City of Issaquah Proclamation (proclaiming November 28, 1981, as Julius Boehm Day), copy in Boehm's Candies archives, Issaquah, Washington; City of Issaquah Proclamation, proclaiming September 30, 1978, as Julius Boehm Day, copy in Boehm's Candies archives, Issaquah, Washington; Earl Roberge, "Life Is 'Sweet' for Julius Boehm," May 14, 1972, The Seattle Times, Pictorial, p. 9; Irving Petite, "Mountain Climber Makes Candy Near Mount Issaquah," December 29, 1957, The Seattle Times, Pictorial, p. 8; Kendall Watson, "Proposed 'Sin Tax' Not-so-sweet for Boehm's Candies in Issaquah," Issaquah-Sammamish Reporter, February 11, 2010, (http://www.issaquahreporter.com/business/proposed-sin-tax-not-so-sweet-for-boehms-candies-in-issaquah/); "Bernard Garbusjuk Inducted into the Candy Hall of Fame in 2016," Candy Hall of Fame website accessed May 21, 2018 (http://candyhalloffame.org/CHoF/inductees/2016/bernard-garbusjuk.shtml); HistoryLink.org Online Encyclopedia of Washington State History, "Senator Patty Murray wins fourth term as Washington voters support incumbents while rejecting taxes and privatization measures on November 2, 2010" (by Kit Oldham), http://www.historylink.org/ (accessed June 7, 2018); Mindi Reid, email to Fred Poyner IV, May 24, 2018 in possession of Fred Poyner IV, Issaquah.

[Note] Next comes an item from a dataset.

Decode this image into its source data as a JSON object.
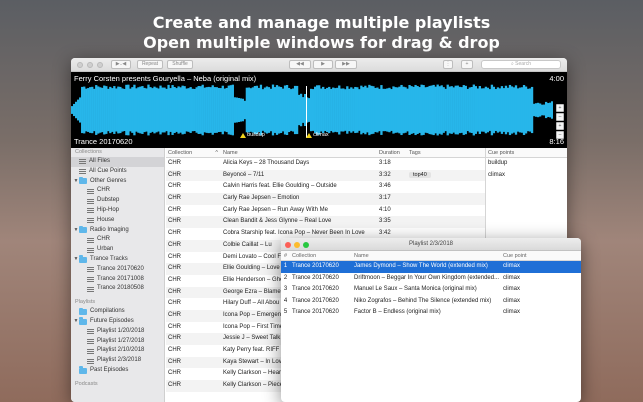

Licensing: This essay is licensed under a Creative Commons license that encourages reproduction with attribution. Credit should be given to both HistoryLink.org and to the author, and sources must be included with any reproduction. Click the icon for more info. Please note that this Creative Commons license applies to text only, and not to images. For more information regarding individual photos or images, please contact the source noted in the image credit.
This work is licensed under a Creative Commons Attribution-NonCommercial-NoDerivs 3.0 Unported License
Major Support for HistoryLink.org Provided By: The State of Washington | Patsy Bullitt Collins | Paul G. Allen Family Foundation | Museum Of History & Industry | 4Culture (King County Lodging Tax Revenue) | City of Seattle | City of Bellevue | City of Tacoma | King County | The Peach Foundation | Microsoft Corporation, Other Public and Private Sponsors and Visitors Like You